[Page and application data records]
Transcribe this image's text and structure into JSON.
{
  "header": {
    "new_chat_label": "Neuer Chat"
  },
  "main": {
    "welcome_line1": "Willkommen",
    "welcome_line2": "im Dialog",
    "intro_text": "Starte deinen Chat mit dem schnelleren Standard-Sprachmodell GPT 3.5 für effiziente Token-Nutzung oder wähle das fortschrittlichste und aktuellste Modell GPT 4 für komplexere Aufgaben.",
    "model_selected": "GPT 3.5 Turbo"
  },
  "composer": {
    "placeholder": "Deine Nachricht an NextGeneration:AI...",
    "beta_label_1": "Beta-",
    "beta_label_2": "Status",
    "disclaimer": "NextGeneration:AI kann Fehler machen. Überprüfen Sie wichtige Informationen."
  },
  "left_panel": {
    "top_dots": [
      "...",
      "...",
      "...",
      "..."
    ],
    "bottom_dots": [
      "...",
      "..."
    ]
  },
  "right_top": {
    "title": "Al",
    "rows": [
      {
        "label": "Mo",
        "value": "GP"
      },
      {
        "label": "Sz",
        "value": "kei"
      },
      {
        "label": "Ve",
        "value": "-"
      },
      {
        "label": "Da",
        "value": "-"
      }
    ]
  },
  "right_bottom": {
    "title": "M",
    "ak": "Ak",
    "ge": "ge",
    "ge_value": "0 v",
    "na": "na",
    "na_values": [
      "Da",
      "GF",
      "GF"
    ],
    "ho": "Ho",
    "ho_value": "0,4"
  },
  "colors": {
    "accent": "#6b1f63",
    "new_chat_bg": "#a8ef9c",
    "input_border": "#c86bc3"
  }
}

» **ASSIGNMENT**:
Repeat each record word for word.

» **ANSWER SPACE**:
Transcribe this image's text and structure into JSON.
{
  "header": {
    "new_chat_label": "Neuer Chat"
  },
  "main": {
    "welcome_line1": "Willkommen",
    "welcome_line2": "im Dialog",
    "intro_text": "Starte deinen Chat mit dem schnelleren Standard-Sprachmodell GPT 3.5 für effiziente Token-Nutzung oder wähle das fortschrittlichste und aktuellste Modell GPT 4 für komplexere Aufgaben.",
    "model_selected": "GPT 3.5 Turbo"
  },
  "composer": {
    "placeholder": "Deine Nachricht an NextGeneration:AI...",
    "beta_label_1": "Beta-",
    "beta_label_2": "Status",
    "disclaimer": "NextGeneration:AI kann Fehler machen. Überprüfen Sie wichtige Informationen."
  },
  "left_panel": {
    "top_dots": [
      "...",
      "...",
      "...",
      "..."
    ],
    "bottom_dots": [
      "...",
      "..."
    ]
  },
  "right_top": {
    "title": "Al",
    "rows": [
      {
        "label": "Mo",
        "value": "GP"
      },
      {
        "label": "Sz",
        "value": "kei"
      },
      {
        "label": "Ve",
        "value": "-"
      },
      {
        "label": "Da",
        "value": "-"
      }
    ]
  },
  "right_bottom": {
    "title": "M",
    "ak": "Ak",
    "ge": "ge",
    "ge_value": "0 v",
    "na": "na",
    "na_values": [
      "Da",
      "GF",
      "GF"
    ],
    "ho": "Ho",
    "ho_value": "0,4"
  },
  "colors": {
    "accent": "#6b1f63",
    "new_chat_bg": "#a8ef9c",
    "input_border": "#c86bc3"
  }
}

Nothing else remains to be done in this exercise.